         SIRIUS Radio, channel 65 on your bluegrass dial, did a live broadcast from the Red White and Bluegrass Festival over the 4th.  These guys are a crowd who can spread the bluegrass gospel in a hurry.  They are a force to be tuned in for sure.

        Chris Jones and the Night Riders were there as the SIRIUS ‘house’ band.  Chris is a a fine singer and songwriter, and his banjo man, Ned Luberecki, is the real deal on the five string.  Not only do they talk a good game on bluegrass radio, but they live it.  They can play it with the best of ’em.  I especially liked the last number they did, a take off on an old Bill Monroe lick.  Cool stuff.

        Of course, after the show Tommy Bibey had to go up and shake and howdy.  In spite their celebrity, in the bluegrass way, they were real down to earth.  

        I told Ned about my book, and he he thought a bluegrass novel about a fiddling doctor whose crisis resolution was directed by a loyal band of bluegrass boys would be a cool thing.  He said he’d love to read it when I’m finished.  (Projected date 2009)  If he likes it I hope he might give it a plug on the radio.
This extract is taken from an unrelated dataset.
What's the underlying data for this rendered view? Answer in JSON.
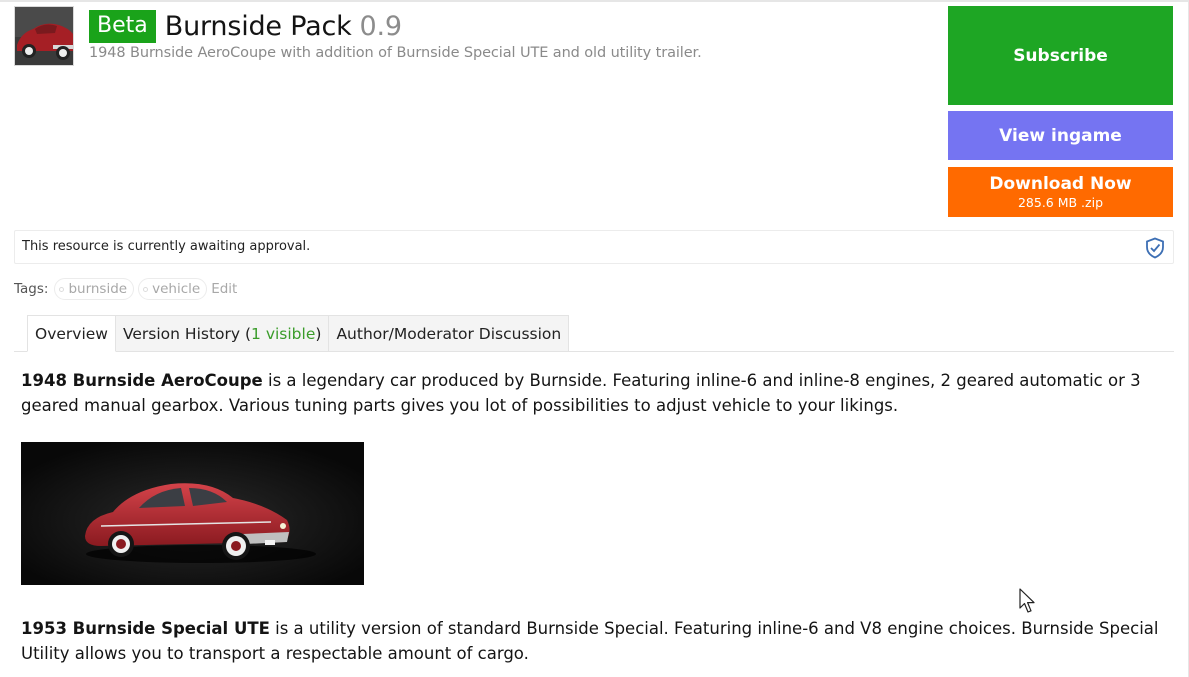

        Ned asked me what I hoped to accomplish and I told him I wanted to bring bluegrass to a million new folks.  He laughed and said, “Well good luck, Doc. I hope you make it.”

        Of course, Ned knows as well as I do that is not a realistic goal, but he also knows not to take away hope.  After all, if an old gray haired Doc can’t have big dreams and bluegrass music, life would be a mightly dull indeed.

        And you never know.  My readers range from professors and teachers to bankers, school principals, farmers and accountants.  Many of them are new to bluegrass.  Ned runs a segment on the show every so often where he asks folks how they first heard about bluegrass.  If ya’ll catch that, and I introduced you to the music, tell him you learned about it from Dr. Tommy Bibey.

        If a mandolin is played in the proverbial forest and no one hears it, there ain’t no music.  If one writes a book, and no reads it, there would be no point in the effort.  So, all my readers are very special- one in a million.  Like a Doc for his patients, as a writer you are my reason to be.  If you call in to Ned, tell ’em you are one in a million to Tommy Bibey.  He’ll get it.  All them bluegrass people is smart; you can’t get nothing over on ’em.

        Ned knows I’m a long shot, but so was Seabiscuit.  For that matter, who’d thought a banjo picker’d wind up a national radio celebrity, either.  Ya’ll tune him in.  As soon as he speaks into the mic, you know it is a radio voice.  His show is authentic bluegrass, and has much to say about our music.

        Hey, when my book comes out, I hope some folks say they heard about it from Ned Luberecki and SIRIUS Satellite 65 Bluegrass Radio.  His sponsors will dig that.  (I don’t have any of those ‘cept me at this point, and the blog will always stay free, and have few classified ads either for that matter.)  The plug will help ’em out.  It is the bluegrass way.

Dr. B